How many of you have heard that very soon, we MUST have liquid directly to racks to cool them? To me, I attribute this to the same hysteria of, "the sky is falling".
How many skyscrapers will you be building?
Today, the average in the industry for rack heat loads is between 4-6kw. For datacenters, the racks that have loads >15kw are the minority. This is analogous to having a small number of sky scrapers in a city, with a huge amount of smaller buildings surrounding it. While, there are many new boxes coming out that are increasing the load per rack, the average load will still only increase in 2-4kw increments over time. Skyscrapers aren't buit overnight. There will not be a rapid replacement to drive racks to an average of 20kw unless you are running a computation hungry facility that uses uniform equipment that is >90% optimized. The standard replacement of equipment in asset life cycles will drive the average load per footprint up, but the majority of companies will not have the average load per rack at these levels. The ramp is getting steeper, but It will take time, and money, to happen.
Future rack trends
With that said, there will, and are configurations that are requiring cooling for >30kw per footprint. You can use traditional localized cooling for racks up to 30kw in a mixed environment. But when you pass this point, you can no longer force enough air for this equipment to be cooled. The economics also start to hurt. Fans and chiller plants forcing air to extract heat, account for 33% of the datacenter operational costs. Liquid cooling really is the next step. But, I believe the liquid will be refrigerant, not water. Refrigerant is more efficient across coils, giving even cooling distribution to components. It is also much less risk in a datacenter since it changes to a gas if there is a leak. In conjunction with the cooling, power capacities will also need to increase. I believe it will be 480V direct, rather than 208V. This is the coming trend for racks in datacenters. My projection is 2 years for racks like this to be readily available from numerous vendors, but >7 years for the average load per rack getting to these levels.

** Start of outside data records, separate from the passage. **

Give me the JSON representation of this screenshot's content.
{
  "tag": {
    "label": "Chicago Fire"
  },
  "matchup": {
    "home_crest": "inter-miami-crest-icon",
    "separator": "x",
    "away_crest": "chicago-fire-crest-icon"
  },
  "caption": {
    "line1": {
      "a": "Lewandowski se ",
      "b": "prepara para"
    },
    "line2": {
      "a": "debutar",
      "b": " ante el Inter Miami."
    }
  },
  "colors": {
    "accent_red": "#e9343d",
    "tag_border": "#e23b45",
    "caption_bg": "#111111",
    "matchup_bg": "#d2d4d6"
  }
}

My opinion is that companies do not need to consider liquid cool racks until the average load breaks 15kw. With tightly coupled air cooling and containment, you can achieve very efficient solutions for these skyscrapers, as well as the other racks in the datacenter. Here is a picture of our highest density datacenter that is currently cooling loads with an average of 12kw/cabinet. This design can scale to an average of 18kw per rack. Keep in mind, that we can roll in 30kw racks to this solution. The key here is the average is 18kw. So you can have a wide range of rack loads in the same datacenter and still achieve cooling efficiencies. This 2,132 square foot room will have 720kw of equipment load. And...it is on a SLAB! It is the highest density, and highest efficiency datacenter in our portfolio of 1.3M square feet.
So, don't believe the hype or doomsday projections. The sky is not falling. This is a very predictable curve that doesn't require you to take drastic action to solve your datacenter cooling loads. You just need to keep it simple. Our Santa Clara Datacenter design has covered the current equipment loads and scale for the next gen equipment, today.